A man sentenced to 10 years after pleading guilty in a drunk driving crash that killed three young children and their grandfather will be eligible to apply for unescorted temporary absence from prison next month.
Nine-year-old Daniel Neville-Lake, his five-year-old brother Harrison, their two-year-old sister Milly and the children’s 65-year-old grandfather, Gary Neville, died after the van they were in was hit by a speeding SUV driven by Marco Muzzo.
The children’s grandmother and great-grandmother were also seriously hurt in the Vaughan collision.
Muzzo was sentenced in March 2016 to 10 years in prison after a judge said he must be held accountable for the irreversible suffering he’d caused in the September 2015 crash north of Toronto.

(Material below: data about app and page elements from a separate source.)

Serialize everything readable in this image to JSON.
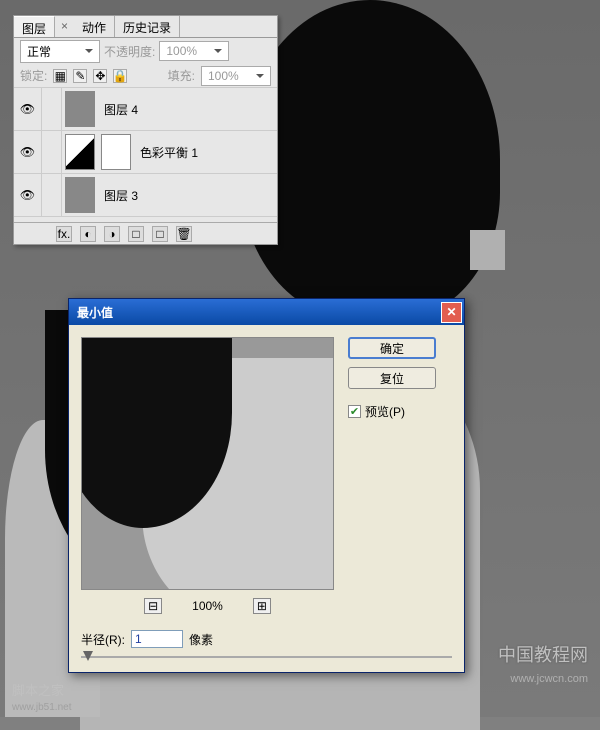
{
  "layers_panel": {
    "tabs": [
      "图层",
      "动作",
      "历史记录"
    ],
    "tab_close": "×",
    "blend_mode": "正常",
    "opacity_label": "不透明度:",
    "opacity_value": "100%",
    "lock_label": "锁定:",
    "fill_label": "填充:",
    "fill_value": "100%",
    "layers": [
      {
        "name": "图层 4"
      },
      {
        "name": "色彩平衡 1"
      },
      {
        "name": "图层 3"
      }
    ],
    "bottom_icons": [
      "fx.",
      "◐",
      "◑",
      "□",
      "□",
      "🗑"
    ]
  },
  "dialog": {
    "title": "最小值",
    "ok": "确定",
    "cancel": "复位",
    "preview_label": "预览(P)",
    "zoom_value": "100%",
    "zoom_out": "⊟",
    "zoom_in": "⊞",
    "radius_label": "半径(R):",
    "radius_value": "1",
    "radius_unit": "像素"
  },
  "watermarks": {
    "w1": "中国教程网",
    "w2": "www.jcwcn.com",
    "w3": "脚本之家",
    "w4": "www.jb51.net"
  }
}
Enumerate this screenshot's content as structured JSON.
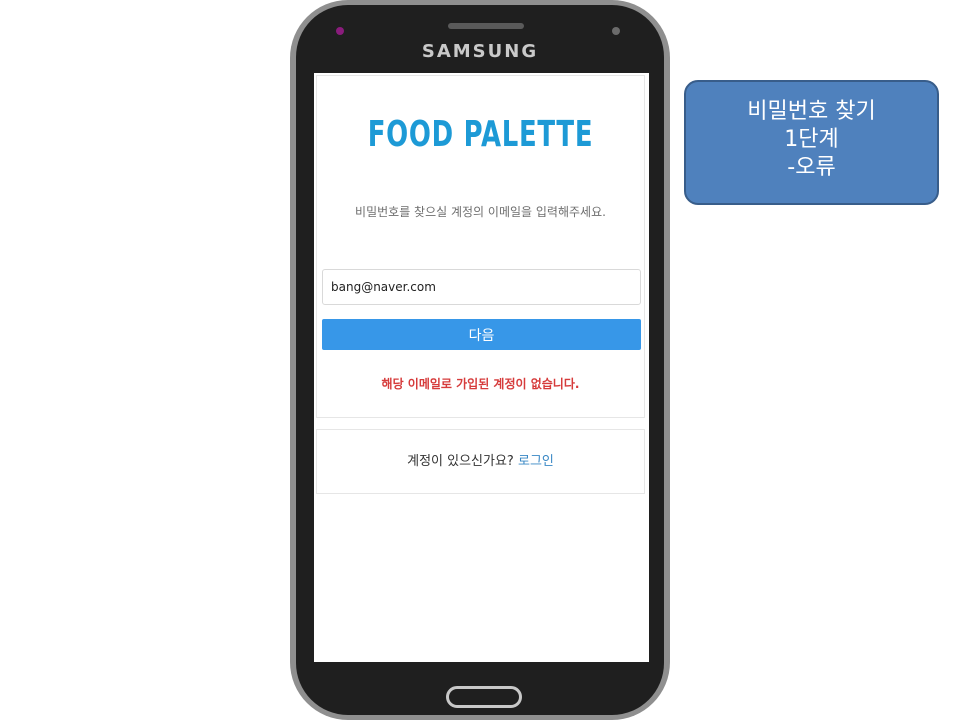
{
  "device": {
    "brand": "SAMSUNG",
    "camera_color": "#8a1c7c"
  },
  "app": {
    "logo_text": "FOOD PALETTE",
    "logo_color": "#1d9ad6",
    "instruction": "비밀번호를 찾으실 계정의 이메일을 입력해주세요.",
    "email_value": "bang@naver.com",
    "next_button_label": "다음",
    "next_button_color": "#3797e8",
    "error_message": "해당 이메일로 가입된 계정이 없습니다.",
    "error_color": "#d63b3b",
    "login_prompt": "계정이 있으신가요?",
    "login_link_label": "로그인",
    "login_link_color": "#3a88c5"
  },
  "annotation": {
    "line1": "비밀번호 찾기",
    "line2": "1단계",
    "line3": "-오류",
    "background_color": "#4f81bd"
  }
}
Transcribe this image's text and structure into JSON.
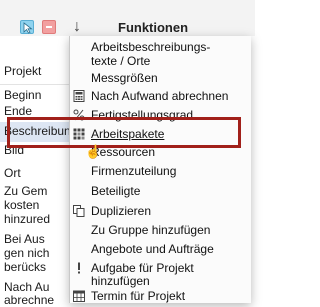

Superior Court Justice Michelle Fuerst noted Muzzo had already accrued a lengthy record of driving infractions — many of them for speeding — when he made the fateful decision to drink and drive after returning home from a trip to Miami.
Muzzo pleaded guilty to four counts of impaired driving causing death and two of impaired driving causing bodily harm and was to serve nine years and four months after credit for time served.
Correctional Service Canada says Muzzo will be eligible for day parole in November 2018, full parole in May 2019 and statutory release on June 18, 2022, and faces a 12-year driving ban, which will take effect on his release from custody.
Before sentencing, Muzzo apologized to the Neville-Lake family, saying he was “tortured by the grief and the pain” that he had caused.
“I will forever be haunted by the reality of what I have done. I am truly sorry,” he said.
The children’s mother, Jennifer Neville-Lake, posted an emotional message on Facebook earlier this week, to mark the two-year anniversary of the crash.
“Another year of every day hearing how many others have joined this gruesome family I was forced into, made up of victims of impaired driving,” she wrote.
“I may sound like a broken record but trust me, you don’t want to be me. Please. Plan and think before you drink. Don’t kill kids. Don’t kill a family.”
During Muzzo’s criminal trial, court heard he picked up his Jeep from the airport parking lot and drove through a stop sign shortly afterward, plowing into the driver’s side of the minivan carrying the Neville-Lake family. He was speeding at the time.
The Neville-Lake family is seeking more than $25 million from Muzzo and his family’s drywall company, Marel Contractors, arguing their negligence caused the fatal crash.